GCC sovereigns aim to raise $275bn: S&P

 09 Feb 2017 - 1:14

By Satish Kanady / The Peninsula

GCC sovereigns financing will need an estimated $275bn over the next three years. These countries will predominantly use debt financing, according to S&P Global Ratings.
Sukuk comprise only a small amount of total outstanding issuance, however work has been carried out by various governments over the past few years, particularly by Kuwait and Saudi, to establish the necessary legal frameworks for their issuance.
 With the backdrop of weakening global liquidity, this potential source of financing could become a more attractive financing prospect for GCC governments and is an additional source of external liquidity relevant for our sovereign rating analysis.
 On the liquidity decline in the GCC banking system, the ratings agency noted, the liquidity issue does not appear to have been a main factor in lower sukuk issuance over 2016.
"Some market participants believe that the liquidity drop in Gulf countries, where the majority of sukuk investors are based, explains the lower issuances volumes," said S&P Global Ratings' Dr Mohamed Damak, Global Head of Islamic Finance.
"We see liquidity in GCC as adequate in a global comparison, though, and believe that the less supportive economic environment is translating into fewer growth opportunities, which could actually encourage banks to reallocate liquidity in the bond and sukuk market, ultimately leading to an uptick in issuance volumes."
The decision to issue sukuk or bonds ultimately lies with the issuer and depends on many factors. These include the cost of issuance, the capacity of the market to absorb the transaction, the issuer's target investor base, how ready the issuer's regulatory and legal environment is for sukuk issuance, and the complexity of structuring sukuk, he said.
"We think that the latter factor is one of the main reasons behind muted sukuk issuance in 2016 and believe it willcontinue to weigh on volumes in 2017," said Dr Damak.
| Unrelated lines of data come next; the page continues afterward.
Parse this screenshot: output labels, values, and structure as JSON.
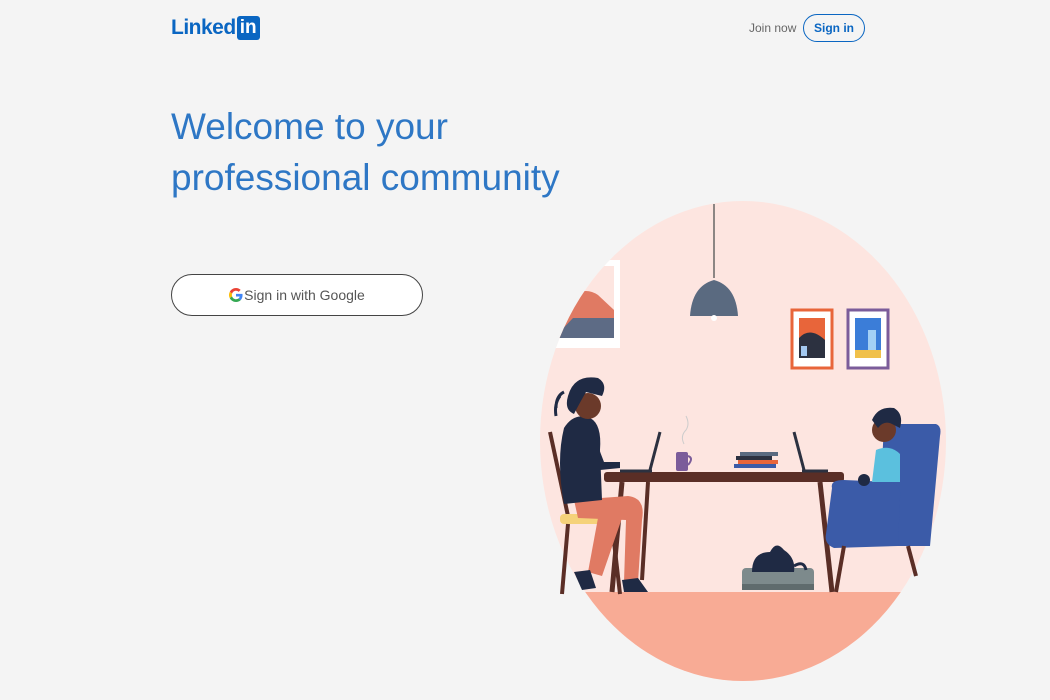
{
  "header": {
    "logo_text": "Linked",
    "logo_box": "in",
    "join_now": "Join now",
    "sign_in": "Sign in"
  },
  "hero": {
    "headline_line1": "Welcome to your",
    "headline_line2": "professional community"
  },
  "google_button": {
    "icon": "google-g-icon",
    "label": "Sign in with Google"
  },
  "colors": {
    "brand": "#0a66c2",
    "headline": "#2e77c5",
    "background": "#f4f4f4",
    "illustration_circle": "#fde5e0",
    "illustration_floor": "#f8ab95"
  }
}
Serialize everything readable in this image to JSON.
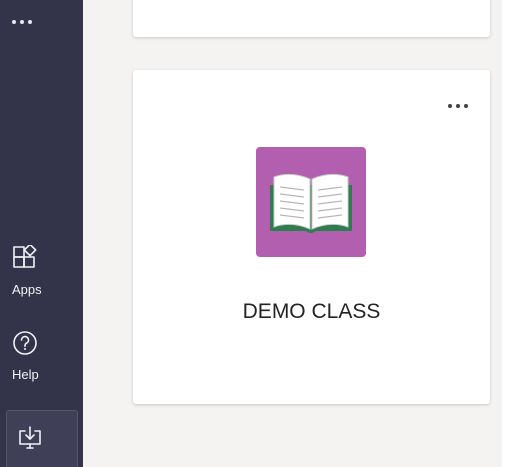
{
  "rail": {
    "more_icon": "more-horizontal-icon",
    "apps": {
      "label": "Apps",
      "icon": "apps-icon"
    },
    "help": {
      "label": "Help",
      "icon": "help-icon"
    },
    "download": {
      "icon": "download-app-icon"
    }
  },
  "class_card": {
    "name": "DEMO CLASS",
    "more_icon": "more-options-icon",
    "tile_icon": "open-book-icon",
    "tile_color": "#b25fb0"
  },
  "colors": {
    "rail_bg": "#33344a",
    "main_bg": "#f4f3f1",
    "book_green": "#2e7d4f"
  }
}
In our view, the key to broadening the sukuk issuer base and volumes lies in market education on sukuk in Western countries and higher standardization of legal documentation and Sharia interpretation, or at least the establishment of large issuance programs, as some market participants have suggested.